*Task to carry out*. Lines from the entries below that hold "this" form the answer; copy all of them.

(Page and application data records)
========================================================================

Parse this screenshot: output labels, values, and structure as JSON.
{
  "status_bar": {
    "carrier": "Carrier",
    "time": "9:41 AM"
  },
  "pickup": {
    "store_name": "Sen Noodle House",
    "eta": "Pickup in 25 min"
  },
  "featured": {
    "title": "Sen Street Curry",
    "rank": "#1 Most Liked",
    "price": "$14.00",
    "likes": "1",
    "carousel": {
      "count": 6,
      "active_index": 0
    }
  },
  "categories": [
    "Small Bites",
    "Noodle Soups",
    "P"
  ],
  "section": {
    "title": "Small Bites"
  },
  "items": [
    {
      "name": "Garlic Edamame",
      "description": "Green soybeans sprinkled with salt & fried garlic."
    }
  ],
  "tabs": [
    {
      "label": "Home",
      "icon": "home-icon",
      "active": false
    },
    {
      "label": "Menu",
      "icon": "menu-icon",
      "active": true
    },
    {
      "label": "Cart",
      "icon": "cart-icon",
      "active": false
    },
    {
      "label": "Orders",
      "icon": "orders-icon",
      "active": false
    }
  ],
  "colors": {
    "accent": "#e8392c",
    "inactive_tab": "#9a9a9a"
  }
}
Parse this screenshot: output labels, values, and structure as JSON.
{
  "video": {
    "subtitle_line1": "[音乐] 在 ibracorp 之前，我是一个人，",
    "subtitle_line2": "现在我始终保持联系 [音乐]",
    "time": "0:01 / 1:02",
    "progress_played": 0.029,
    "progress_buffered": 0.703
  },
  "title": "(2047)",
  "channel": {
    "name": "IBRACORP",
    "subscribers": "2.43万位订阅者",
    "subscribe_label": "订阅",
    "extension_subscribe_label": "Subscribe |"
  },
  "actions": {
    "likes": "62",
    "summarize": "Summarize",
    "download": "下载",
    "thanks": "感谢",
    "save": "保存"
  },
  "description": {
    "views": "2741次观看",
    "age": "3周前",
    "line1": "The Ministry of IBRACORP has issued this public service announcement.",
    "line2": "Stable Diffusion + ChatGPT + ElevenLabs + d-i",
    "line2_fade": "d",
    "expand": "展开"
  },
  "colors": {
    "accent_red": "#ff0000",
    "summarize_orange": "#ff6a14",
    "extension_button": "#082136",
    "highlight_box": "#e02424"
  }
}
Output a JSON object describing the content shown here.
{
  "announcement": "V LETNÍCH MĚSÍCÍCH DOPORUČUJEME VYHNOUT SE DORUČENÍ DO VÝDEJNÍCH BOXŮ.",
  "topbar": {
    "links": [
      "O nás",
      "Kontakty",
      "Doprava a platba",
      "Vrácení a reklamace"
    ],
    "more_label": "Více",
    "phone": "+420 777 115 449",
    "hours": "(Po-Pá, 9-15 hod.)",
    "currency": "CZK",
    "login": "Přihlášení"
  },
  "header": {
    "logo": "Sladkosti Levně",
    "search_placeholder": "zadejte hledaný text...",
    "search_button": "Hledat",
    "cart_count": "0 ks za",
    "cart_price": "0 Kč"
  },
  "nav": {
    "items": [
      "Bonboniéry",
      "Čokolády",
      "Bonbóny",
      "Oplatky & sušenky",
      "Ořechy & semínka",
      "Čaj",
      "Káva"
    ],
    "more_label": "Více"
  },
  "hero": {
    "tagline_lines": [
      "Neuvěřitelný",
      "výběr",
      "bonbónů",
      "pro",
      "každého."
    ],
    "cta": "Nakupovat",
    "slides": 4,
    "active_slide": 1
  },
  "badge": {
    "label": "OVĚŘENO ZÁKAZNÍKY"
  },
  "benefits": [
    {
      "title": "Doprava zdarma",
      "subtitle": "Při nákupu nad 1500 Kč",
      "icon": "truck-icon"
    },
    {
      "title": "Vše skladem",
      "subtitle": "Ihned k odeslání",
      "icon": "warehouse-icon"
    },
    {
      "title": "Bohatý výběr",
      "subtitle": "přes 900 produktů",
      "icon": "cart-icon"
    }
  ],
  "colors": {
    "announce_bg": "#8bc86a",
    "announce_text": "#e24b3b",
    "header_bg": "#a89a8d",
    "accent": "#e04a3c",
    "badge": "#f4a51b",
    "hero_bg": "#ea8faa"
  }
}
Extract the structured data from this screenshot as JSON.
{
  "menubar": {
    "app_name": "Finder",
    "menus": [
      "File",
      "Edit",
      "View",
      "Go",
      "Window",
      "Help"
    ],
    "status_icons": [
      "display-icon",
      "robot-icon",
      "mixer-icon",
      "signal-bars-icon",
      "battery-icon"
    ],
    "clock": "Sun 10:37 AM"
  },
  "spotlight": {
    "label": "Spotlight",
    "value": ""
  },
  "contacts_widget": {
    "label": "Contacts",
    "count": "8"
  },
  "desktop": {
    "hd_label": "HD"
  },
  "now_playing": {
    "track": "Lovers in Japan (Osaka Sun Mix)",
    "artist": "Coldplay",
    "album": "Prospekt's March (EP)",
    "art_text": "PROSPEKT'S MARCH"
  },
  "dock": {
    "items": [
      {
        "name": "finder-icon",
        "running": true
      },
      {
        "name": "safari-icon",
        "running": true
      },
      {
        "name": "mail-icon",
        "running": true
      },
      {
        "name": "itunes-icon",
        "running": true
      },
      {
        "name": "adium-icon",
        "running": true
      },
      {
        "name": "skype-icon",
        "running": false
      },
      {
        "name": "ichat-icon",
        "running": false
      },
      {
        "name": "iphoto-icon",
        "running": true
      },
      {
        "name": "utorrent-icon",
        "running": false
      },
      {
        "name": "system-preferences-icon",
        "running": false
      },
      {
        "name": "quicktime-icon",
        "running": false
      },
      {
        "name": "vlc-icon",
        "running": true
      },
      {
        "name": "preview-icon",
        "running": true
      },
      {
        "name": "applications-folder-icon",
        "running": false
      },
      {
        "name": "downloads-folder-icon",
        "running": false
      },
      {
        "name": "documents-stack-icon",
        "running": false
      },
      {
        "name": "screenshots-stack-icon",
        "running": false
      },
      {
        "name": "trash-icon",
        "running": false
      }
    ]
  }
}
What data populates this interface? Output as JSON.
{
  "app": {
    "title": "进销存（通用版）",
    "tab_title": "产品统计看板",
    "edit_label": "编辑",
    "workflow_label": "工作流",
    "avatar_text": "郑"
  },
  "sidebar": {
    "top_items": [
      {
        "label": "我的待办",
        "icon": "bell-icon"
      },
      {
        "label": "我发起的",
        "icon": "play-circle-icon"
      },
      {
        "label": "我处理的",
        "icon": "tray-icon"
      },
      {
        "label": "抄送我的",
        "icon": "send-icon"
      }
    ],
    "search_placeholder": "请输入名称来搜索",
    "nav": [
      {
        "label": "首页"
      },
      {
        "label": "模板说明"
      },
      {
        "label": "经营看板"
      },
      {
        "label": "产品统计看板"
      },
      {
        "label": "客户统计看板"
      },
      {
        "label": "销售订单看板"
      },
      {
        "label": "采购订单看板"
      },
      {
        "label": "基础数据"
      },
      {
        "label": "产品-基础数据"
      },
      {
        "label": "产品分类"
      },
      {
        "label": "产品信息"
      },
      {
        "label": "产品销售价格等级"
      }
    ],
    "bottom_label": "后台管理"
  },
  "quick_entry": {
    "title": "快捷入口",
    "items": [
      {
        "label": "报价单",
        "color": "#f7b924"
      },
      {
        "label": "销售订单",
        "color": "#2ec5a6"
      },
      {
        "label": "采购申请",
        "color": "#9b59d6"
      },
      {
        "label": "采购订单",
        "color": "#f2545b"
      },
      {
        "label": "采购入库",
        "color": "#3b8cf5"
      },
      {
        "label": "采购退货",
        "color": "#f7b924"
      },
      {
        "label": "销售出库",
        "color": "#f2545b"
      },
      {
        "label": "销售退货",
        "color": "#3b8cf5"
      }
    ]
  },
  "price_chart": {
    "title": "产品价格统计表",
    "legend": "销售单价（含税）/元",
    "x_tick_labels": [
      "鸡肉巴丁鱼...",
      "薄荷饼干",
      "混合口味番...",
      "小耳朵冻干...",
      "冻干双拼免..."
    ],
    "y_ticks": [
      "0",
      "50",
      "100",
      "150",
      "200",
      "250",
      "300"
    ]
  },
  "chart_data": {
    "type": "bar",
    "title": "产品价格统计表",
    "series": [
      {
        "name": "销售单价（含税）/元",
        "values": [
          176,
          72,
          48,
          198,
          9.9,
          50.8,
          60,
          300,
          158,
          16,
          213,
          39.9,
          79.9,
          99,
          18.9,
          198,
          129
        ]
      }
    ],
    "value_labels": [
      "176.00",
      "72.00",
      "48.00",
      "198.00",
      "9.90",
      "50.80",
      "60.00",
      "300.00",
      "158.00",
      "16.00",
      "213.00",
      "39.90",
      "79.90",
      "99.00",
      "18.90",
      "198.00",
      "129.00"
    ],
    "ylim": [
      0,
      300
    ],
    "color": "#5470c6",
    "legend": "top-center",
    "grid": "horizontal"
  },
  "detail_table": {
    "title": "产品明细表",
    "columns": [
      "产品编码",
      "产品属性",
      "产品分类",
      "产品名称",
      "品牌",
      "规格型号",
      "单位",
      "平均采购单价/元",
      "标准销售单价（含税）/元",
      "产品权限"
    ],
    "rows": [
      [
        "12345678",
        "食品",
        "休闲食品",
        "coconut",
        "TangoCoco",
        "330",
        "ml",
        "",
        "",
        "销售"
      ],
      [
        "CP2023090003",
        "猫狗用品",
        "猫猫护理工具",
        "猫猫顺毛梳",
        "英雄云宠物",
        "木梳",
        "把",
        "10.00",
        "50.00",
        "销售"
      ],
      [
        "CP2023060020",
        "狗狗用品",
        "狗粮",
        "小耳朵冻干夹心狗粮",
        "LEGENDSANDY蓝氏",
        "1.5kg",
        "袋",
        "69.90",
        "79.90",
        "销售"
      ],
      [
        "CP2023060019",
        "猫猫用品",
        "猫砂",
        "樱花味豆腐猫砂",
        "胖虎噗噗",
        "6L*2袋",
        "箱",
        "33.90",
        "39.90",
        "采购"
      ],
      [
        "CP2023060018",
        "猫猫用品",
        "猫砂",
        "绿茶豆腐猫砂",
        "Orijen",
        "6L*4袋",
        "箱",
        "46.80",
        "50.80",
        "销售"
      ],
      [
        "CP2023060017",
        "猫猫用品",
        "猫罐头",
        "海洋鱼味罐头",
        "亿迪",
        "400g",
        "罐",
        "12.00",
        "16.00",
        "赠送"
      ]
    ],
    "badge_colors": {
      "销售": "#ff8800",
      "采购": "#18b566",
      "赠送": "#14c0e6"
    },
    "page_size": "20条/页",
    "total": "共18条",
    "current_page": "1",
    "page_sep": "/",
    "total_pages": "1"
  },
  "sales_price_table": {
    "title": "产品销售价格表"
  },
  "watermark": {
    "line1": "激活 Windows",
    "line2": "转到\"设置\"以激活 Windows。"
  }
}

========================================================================

*Solution to the problem*.
Parse this screenshot: output labels, values, and structure as JSON.
Parse this screenshot: output labels, values, and structure as JSON.
    "line1": "The Ministry of IBRACORP has issued this public service announcement.",
Extract the structured data from this screenshot as JSON.
What data populates this interface? Output as JSON.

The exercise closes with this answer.